Like porridge, they should be 'not too hot and not too cold'.



Coral reefs are concentrated in a band around the equator, between 30°N and 30°S latitude.

Algae in corals need light

Corals grow in warm, clear, shallow waters that receive plenty of light.

Most corals grow in the warmest water they can stand (about 85° F or 29° C). 

This means that slight increases in ocean temperature can harm corals.

Tuesday, 10 September 2019

Russell Coope & the Discovery of Abrupt Climate Change

Many people think climate change always happens slowly, but that is not the case......rather than hundreds, or thousands, of years, sometimes it can happen in decades.

"Abrupt climate change" was discovered by accident by Russell Coope (1930-2011), over 50 years ago.

More recently he said:

"We are messing with the trigger that causes climate change....the outcome is likely to be ferocious."


In the 1950s, Russell Coope was a young geologist.

He was studying layers of sediment formed during the "Ice Ages", a time geologists call the Quaternary.

He spotted something unusual in a quarry in the English Midlands.  

This is his own description of what he found ...

"I happened, entirely by accident, to visit a Quaternary gravel pit in which were exposed the spectacular bones of mammoth, woolly rhinoceros and bison. 

Looking at their sediment matrix I was amazed to find enormous numbers of equally spectacular, if somewhat smaller, insect remains. 

I was hooked instantly! 

Particularly exciting to me was the fact that these insect fossils showed that Quaternary climates had changed abruptly. 

Thus, at times, fully glacial climates gave place to temperate interglacial conditions within the span of one human lifetime."


A well-developed sequence of ice age deposits at Bridgwalton Quarry near Bridgnorth, Shropshire. (Photo: Dave Evans).

This was the first discovery of evidence that the climate can change really quickly.

His discovery was later confirmed by evidence from ice cores from the Greenland ice sheet.

So how does Russell Coope's method work?

Different beetles prefer different temperatures.

By identifying the beetles in layers of sand or gravel, Coope could tell what climate existed in that place, and how it changed.

Experts still use Russell Coope's method.

This fossilised beetle is well preserved.


Scientists often identify the fossil beetles from fragments.

This particular fossil is of a diving beetle found in the La Brea Tar Pits in California.

A recent research project links some of the abrupt climate change events in the last glacial stage to changes in ocean circulation.
“We know from ice cores in Greenland that large climate oscillations occurred during this time,” lead study author Gene Henry told Gizmodo. “We wanted to see if those climate oscillations had an imprint in circulation patterns.” 

Monday, 9 September 2019

Climate Change - Is the Sun causing Global Warming?

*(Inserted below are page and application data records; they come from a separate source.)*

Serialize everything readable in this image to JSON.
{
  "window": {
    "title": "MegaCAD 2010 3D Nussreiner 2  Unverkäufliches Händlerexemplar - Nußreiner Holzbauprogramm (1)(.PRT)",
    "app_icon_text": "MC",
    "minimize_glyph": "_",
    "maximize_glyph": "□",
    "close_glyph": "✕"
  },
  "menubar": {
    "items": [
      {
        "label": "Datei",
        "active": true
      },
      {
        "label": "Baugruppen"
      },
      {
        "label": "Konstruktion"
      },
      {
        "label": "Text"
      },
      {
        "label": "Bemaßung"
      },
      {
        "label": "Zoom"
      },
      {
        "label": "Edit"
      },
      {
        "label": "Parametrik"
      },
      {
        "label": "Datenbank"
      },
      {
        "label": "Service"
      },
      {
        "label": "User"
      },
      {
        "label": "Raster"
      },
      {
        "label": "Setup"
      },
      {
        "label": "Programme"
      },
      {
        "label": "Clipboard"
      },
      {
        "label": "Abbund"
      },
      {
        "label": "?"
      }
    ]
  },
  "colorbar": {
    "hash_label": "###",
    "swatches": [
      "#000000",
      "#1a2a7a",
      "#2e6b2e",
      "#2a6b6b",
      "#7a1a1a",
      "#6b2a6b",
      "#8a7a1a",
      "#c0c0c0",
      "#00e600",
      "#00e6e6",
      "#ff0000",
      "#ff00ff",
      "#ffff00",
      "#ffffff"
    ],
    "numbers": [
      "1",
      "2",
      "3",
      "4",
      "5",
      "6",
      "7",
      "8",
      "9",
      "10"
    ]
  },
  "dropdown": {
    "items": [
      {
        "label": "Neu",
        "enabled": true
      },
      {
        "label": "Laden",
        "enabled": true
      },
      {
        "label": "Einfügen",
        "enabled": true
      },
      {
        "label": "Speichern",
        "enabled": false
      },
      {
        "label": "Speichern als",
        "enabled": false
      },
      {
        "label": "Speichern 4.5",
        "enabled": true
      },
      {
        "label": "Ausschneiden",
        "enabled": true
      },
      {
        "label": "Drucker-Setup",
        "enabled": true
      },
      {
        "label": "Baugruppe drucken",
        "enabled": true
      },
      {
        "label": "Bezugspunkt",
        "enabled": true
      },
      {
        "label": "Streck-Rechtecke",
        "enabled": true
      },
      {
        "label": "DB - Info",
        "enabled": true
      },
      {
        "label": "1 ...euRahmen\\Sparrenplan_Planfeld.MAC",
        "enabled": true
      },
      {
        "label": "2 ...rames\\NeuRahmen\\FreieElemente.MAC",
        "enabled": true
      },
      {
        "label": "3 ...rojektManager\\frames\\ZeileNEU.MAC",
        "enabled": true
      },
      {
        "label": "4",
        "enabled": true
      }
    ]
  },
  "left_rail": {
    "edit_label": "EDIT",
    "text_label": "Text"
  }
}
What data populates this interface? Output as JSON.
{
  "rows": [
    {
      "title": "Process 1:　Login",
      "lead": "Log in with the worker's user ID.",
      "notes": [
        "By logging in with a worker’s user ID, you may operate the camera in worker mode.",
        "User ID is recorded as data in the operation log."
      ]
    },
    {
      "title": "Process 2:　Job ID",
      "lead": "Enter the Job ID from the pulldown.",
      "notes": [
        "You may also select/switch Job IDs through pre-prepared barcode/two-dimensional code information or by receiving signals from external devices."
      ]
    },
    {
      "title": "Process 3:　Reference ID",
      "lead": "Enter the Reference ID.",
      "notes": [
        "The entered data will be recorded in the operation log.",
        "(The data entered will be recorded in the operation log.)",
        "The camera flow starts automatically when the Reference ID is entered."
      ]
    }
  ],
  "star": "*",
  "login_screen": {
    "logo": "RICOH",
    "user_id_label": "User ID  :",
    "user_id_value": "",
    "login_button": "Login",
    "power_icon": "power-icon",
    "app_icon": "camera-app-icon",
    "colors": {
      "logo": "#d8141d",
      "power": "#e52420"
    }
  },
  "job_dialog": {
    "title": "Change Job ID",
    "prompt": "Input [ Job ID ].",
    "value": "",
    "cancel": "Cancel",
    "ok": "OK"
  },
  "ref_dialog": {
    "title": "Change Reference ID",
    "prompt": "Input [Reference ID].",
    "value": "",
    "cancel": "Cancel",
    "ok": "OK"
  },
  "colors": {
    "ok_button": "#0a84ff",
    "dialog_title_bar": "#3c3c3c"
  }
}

Or about to cause Global Cooling?

It is often claimed that the Sun is causing global climate change.

The Sun is the source of the heat on the Earth, but it has not suddenly become more active recently.

The Sun may be going into a phase of lower activity - but that will not reverse global warming.

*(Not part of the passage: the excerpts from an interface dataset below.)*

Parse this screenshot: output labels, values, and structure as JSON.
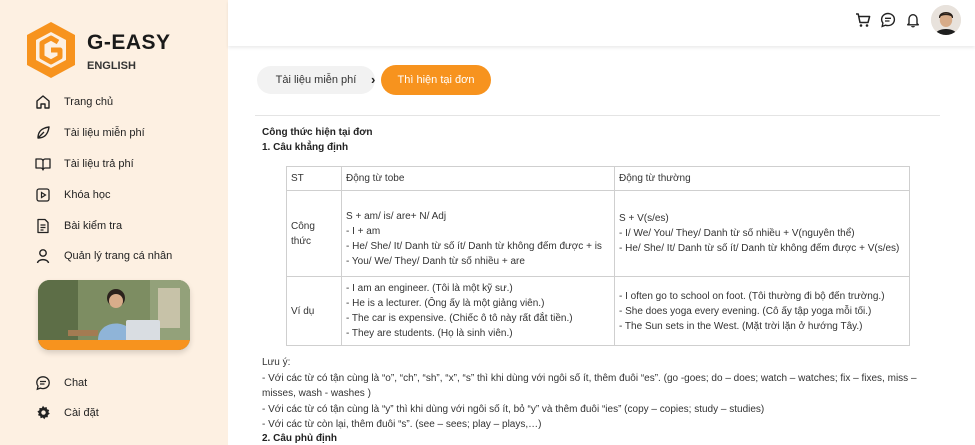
{
  "brand": {
    "name": "G-EASY",
    "subtitle": "ENGLISH",
    "accent": "#f7931e"
  },
  "sidebar": {
    "items": [
      {
        "label": "Trang chủ",
        "icon": "home-icon"
      },
      {
        "label": "Tài liệu miễn phí",
        "icon": "leaf-icon"
      },
      {
        "label": "Tài liệu trả phí",
        "icon": "book-icon"
      },
      {
        "label": "Khóa học",
        "icon": "video-icon"
      },
      {
        "label": "Bài kiểm tra",
        "icon": "document-icon"
      },
      {
        "label": "Quản lý trang cá nhân",
        "icon": "user-icon"
      }
    ],
    "bottom_items": [
      {
        "label": "Chat",
        "icon": "chat-icon"
      },
      {
        "label": "Cài đặt",
        "icon": "gear-icon"
      }
    ]
  },
  "header": {
    "icons": [
      "cart-icon",
      "message-icon",
      "bell-icon",
      "avatar"
    ]
  },
  "breadcrumb": {
    "parent": "Tài liệu miễn phí",
    "current": "Thì hiện tại đơn"
  },
  "article": {
    "title": "Công thức hiện tại đơn",
    "section1": "1. Câu khẳng định",
    "section2": "2. Câu phủ định",
    "table": {
      "headers": [
        "ST",
        "Động từ tobe",
        "Động từ thường"
      ],
      "formula": {
        "label": "Công thức",
        "tobe": [
          "S + am/ is/ are+ N/ Adj",
          "- I + am",
          "- He/ She/ It/ Danh từ số ít/ Danh từ không đếm được + is",
          "- You/ We/ They/ Danh từ số nhiều + are"
        ],
        "regular": [
          "S + V(s/es)",
          "- I/ We/ You/ They/ Danh từ số nhiều + V(nguyên thể)",
          "- He/ She/ It/ Danh từ số ít/ Danh từ không đếm được + V(s/es)"
        ]
      },
      "example": {
        "label": "Ví dụ",
        "tobe": [
          "- I am an engineer. (Tôi là một kỹ sư.)",
          "- He is a lecturer. (Ông ấy là một giảng viên.)",
          "- The car is expensive. (Chiếc ô tô này rất đắt tiền.)",
          "- They are students. (Họ là sinh viên.)"
        ],
        "regular": [
          "- I often go to school on foot. (Tôi thường đi bộ đến trường.)",
          "- She does yoga every evening. (Cô ấy tập yoga mỗi tối.)",
          "- The Sun sets in the West. (Mặt trời lặn ở hướng Tây.)"
        ]
      }
    },
    "notes": {
      "heading": "Lưu ý:",
      "lines": [
        "- Với các từ có tận cùng là “o”, “ch”, “sh”, “x”, “s” thì khi dùng với ngôi số ít, thêm đuôi “es”. (go -goes; do – does; watch – watches; fix – fixes, miss – misses, wash - washes )",
        "- Với các từ có tận cùng là “y” thì khi dùng với ngôi số ít, bỏ “y” và thêm đuôi “ies” (copy – copies; study – studies)",
        "- Với các từ còn lại, thêm đuôi “s”. (see – sees; play – plays,…)"
      ]
    }
  }
}
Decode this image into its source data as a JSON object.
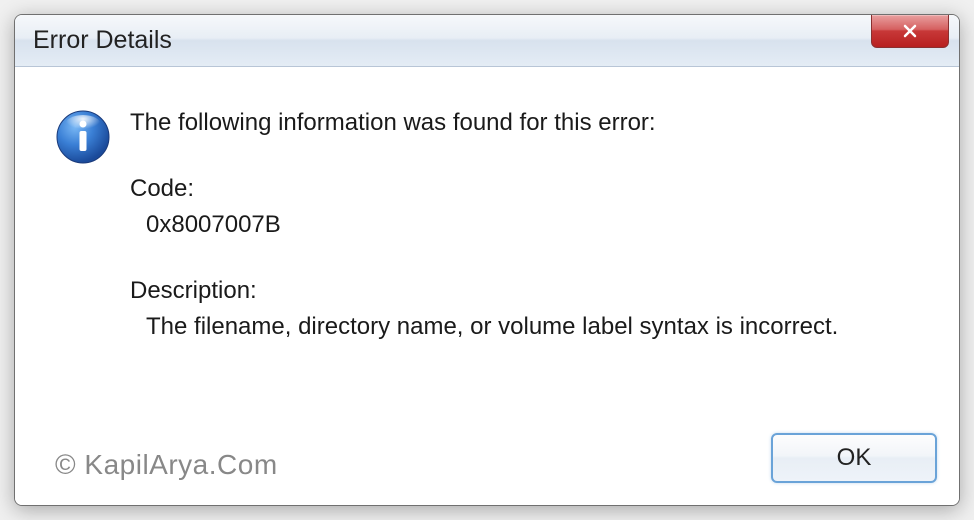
{
  "window": {
    "title": "Error Details"
  },
  "content": {
    "heading": "The following information was found for this error:",
    "code_label": "Code:",
    "code_value": "0x8007007B",
    "desc_label": "Description:",
    "desc_value": "The filename, directory name, or volume label syntax is incorrect."
  },
  "buttons": {
    "ok": "OK"
  },
  "watermark": "© KapilArya.Com"
}
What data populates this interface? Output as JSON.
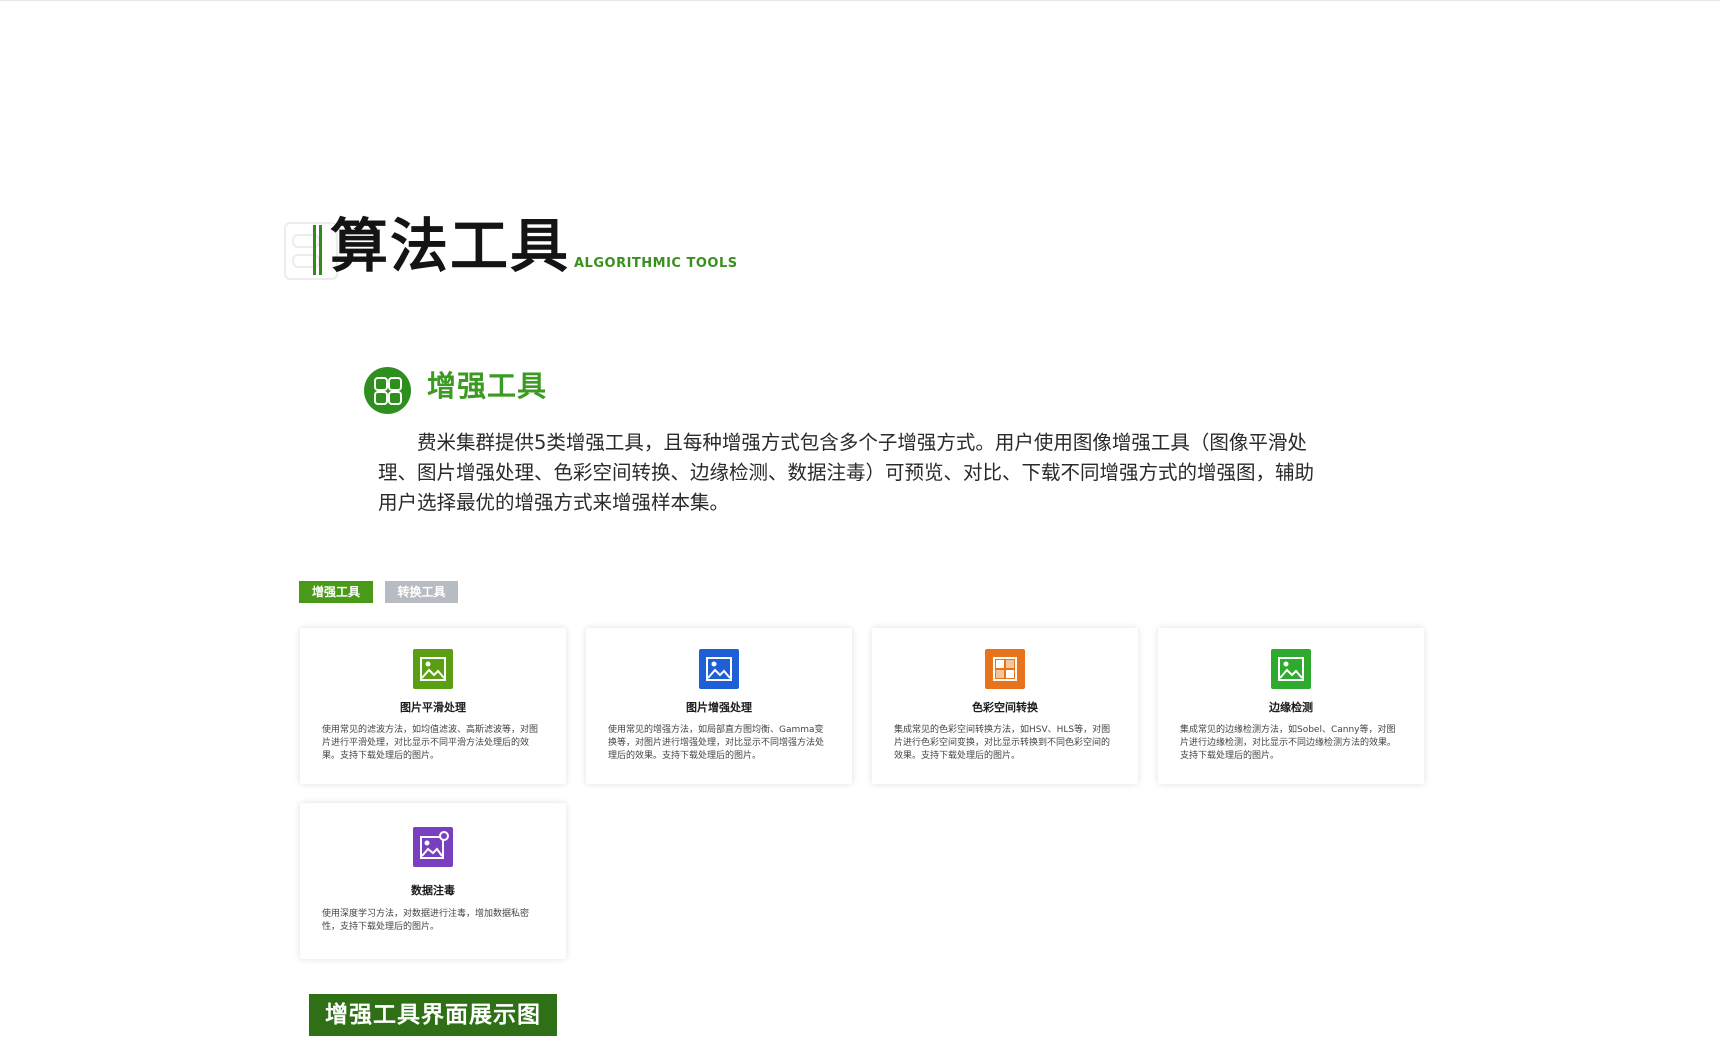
{
  "header": {
    "title": "算法工具",
    "subtitle": "ALGORITHMIC TOOLS"
  },
  "section": {
    "title": "增强工具",
    "icon": "grid-icon",
    "description": "费米集群提供5类增强工具，且每种增强方式包含多个子增强方式。用户使用图像增强工具（图像平滑处理、图片增强处理、色彩空间转换、边缘检测、数据注毒）可预览、对比、下载不同增强方式的增强图，辅助用户选择最优的增强方式来增强样本集。"
  },
  "tabs": [
    {
      "label": "增强工具",
      "active": true
    },
    {
      "label": "转换工具",
      "active": false
    }
  ],
  "cards": [
    {
      "title": "图片平滑处理",
      "description": "使用常见的滤波方法，如均值滤波、高斯滤波等，对图片进行平滑处理，对比显示不同平滑方法处理后的效果。支持下载处理后的图片。",
      "icon": "image-icon",
      "color": "#5a9e12"
    },
    {
      "title": "图片增强处理",
      "description": "使用常见的增强方法，如局部直方图均衡、Gamma变换等，对图片进行增强处理，对比显示不同增强方法处理后的效果。支持下载处理后的图片。",
      "icon": "image-icon",
      "color": "#1e5fd6"
    },
    {
      "title": "色彩空间转换",
      "description": "集成常见的色彩空间转换方法，如HSV、HLS等，对图片进行色彩空间变换，对比显示转换到不同色彩空间的效果。支持下载处理后的图片。",
      "icon": "color-blocks-icon",
      "color": "#e8731a"
    },
    {
      "title": "边缘检测",
      "description": "集成常见的边缘检测方法，如Sobel、Canny等，对图片进行边缘检测，对比显示不同边缘检测方法的效果。支持下载处理后的图片。",
      "icon": "image-icon",
      "color": "#2eaa2e"
    },
    {
      "title": "数据注毒",
      "description": "使用深度学习方法，对数据进行注毒，增加数据私密性，支持下载处理后的图片。",
      "icon": "image-edit-icon",
      "color": "#7a3fc0"
    }
  ],
  "banner": {
    "label": "增强工具界面展示图"
  }
}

When the Sun's energy arrives at the Earth, it travels through the air.

Some is reflected back to space, but some hits the Earth and warms it.

The warm Earth gives off infrared radiation with various wavelengths.  

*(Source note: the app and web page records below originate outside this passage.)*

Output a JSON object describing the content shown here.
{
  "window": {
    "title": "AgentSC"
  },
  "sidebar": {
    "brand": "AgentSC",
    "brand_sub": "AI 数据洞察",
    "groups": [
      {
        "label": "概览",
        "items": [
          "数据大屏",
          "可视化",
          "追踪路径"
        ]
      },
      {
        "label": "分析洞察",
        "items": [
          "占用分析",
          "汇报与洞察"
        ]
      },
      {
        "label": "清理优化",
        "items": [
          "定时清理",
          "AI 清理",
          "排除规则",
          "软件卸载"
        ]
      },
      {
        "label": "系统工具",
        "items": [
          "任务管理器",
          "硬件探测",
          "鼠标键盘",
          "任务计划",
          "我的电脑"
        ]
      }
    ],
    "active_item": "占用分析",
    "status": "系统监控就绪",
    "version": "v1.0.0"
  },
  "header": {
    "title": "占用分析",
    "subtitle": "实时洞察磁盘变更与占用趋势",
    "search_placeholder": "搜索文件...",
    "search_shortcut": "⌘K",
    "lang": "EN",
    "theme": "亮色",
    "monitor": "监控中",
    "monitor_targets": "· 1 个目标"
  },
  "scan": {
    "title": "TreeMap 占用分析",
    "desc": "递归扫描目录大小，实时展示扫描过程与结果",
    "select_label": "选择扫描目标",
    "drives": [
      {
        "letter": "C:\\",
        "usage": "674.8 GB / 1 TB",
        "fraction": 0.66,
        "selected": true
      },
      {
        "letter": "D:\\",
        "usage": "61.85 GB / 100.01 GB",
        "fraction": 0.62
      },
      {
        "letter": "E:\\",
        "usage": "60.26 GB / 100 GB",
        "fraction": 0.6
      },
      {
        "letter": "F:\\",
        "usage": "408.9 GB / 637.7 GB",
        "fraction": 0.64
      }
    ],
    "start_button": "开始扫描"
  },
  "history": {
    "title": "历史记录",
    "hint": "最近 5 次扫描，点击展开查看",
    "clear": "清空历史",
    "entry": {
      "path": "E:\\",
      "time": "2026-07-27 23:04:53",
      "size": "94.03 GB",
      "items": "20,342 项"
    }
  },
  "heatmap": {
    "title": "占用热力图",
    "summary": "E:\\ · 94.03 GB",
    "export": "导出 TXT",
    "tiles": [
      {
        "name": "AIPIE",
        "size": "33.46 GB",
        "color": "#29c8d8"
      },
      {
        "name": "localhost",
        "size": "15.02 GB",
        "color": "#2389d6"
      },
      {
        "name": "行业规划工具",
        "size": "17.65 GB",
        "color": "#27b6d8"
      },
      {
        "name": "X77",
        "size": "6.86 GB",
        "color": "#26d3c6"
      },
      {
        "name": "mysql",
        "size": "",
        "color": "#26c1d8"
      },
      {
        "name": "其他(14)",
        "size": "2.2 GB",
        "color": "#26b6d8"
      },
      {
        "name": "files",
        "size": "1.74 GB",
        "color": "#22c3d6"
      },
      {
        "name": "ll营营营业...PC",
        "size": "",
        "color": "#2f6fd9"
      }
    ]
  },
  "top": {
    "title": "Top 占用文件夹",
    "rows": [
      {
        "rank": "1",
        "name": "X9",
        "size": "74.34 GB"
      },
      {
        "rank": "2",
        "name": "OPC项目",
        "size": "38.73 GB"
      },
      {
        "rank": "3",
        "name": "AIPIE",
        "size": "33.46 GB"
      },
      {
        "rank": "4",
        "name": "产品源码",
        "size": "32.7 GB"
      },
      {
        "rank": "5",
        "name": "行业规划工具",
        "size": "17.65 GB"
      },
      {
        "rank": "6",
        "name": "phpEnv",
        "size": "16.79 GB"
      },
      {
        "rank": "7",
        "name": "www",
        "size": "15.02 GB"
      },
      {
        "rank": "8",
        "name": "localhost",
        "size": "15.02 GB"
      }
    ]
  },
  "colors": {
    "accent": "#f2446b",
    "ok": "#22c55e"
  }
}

Some of those waves can pass back out of the air to space, but some are absorbed by certain gases in the air.


If there are more of those gases, less heat escapes into space, so the Earth warms.

In the graph below, from the Stanford Solar Center, carbon dioxide data comes from the Law Dome ice core in Antarctica, and from the observatory on Mauna Loa in Hawaii.


There is no doubt why the Earth is warming.

A new study says that even if the Sun's activity did drop off for a while, it wouldn't have much impact on rising global temperatures. 

It could mean a higher chance of some chilly winters in Europe and the US, but the researchers say:

The idea that global temperature over the last few centuries is connected to solar activity has been disproved by astronomers.

There is now too much carbon dioxide in the air for there to be a repeat of the 'Little Ice Age'.


In fact, it is very likely that human activity has finally broken the cycle of glacial and interglacial stages.